Your answer must be the records below, reproduced exactly.
++++ Data provided ++++
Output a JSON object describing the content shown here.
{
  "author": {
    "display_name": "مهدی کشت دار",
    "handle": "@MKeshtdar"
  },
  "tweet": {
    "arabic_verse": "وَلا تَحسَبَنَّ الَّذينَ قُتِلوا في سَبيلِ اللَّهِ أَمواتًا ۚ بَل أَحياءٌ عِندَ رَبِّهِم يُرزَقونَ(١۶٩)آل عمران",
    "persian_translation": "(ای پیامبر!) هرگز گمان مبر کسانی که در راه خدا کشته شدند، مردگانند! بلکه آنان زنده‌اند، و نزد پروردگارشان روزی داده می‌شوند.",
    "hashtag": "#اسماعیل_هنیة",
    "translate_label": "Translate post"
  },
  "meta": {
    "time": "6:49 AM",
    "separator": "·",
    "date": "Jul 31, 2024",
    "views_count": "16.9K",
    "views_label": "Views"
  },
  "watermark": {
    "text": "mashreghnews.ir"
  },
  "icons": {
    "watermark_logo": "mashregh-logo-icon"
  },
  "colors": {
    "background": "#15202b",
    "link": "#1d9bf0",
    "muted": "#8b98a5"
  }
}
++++
--- Task answer ---
Output a JSON object describing the content shown here.
{
  "author": {
    "display_name": "مهدی کشت دار",
    "handle": "@MKeshtdar"
  },
  "tweet": {
    "arabic_verse": "وَلا تَحسَبَنَّ الَّذينَ قُتِلوا في سَبيلِ اللَّهِ أَمواتًا ۚ بَل أَحياءٌ عِندَ رَبِّهِم يُرزَقونَ(١۶٩)آل عمران",
    "persian_translation": "(ای پیامبر!) هرگز گمان مبر کسانی که در راه خدا کشته شدند، مردگانند! بلکه آنان زنده‌اند، و نزد پروردگارشان روزی داده می‌شوند.",
    "hashtag": "#اسماعیل_هنیة",
    "translate_label": "Translate post"
  },
  "meta": {
    "time": "6:49 AM",
    "separator": "·",
    "date": "Jul 31, 2024",
    "views_count": "16.9K",
    "views_label": "Views"
  },
  "watermark": {
    "text": "mashreghnews.ir"
  },
  "icons": {
    "watermark_logo": "mashregh-logo-icon"
  },
  "colors": {
    "background": "#15202b",
    "link": "#1d9bf0",
    "muted": "#8b98a5"
  }
}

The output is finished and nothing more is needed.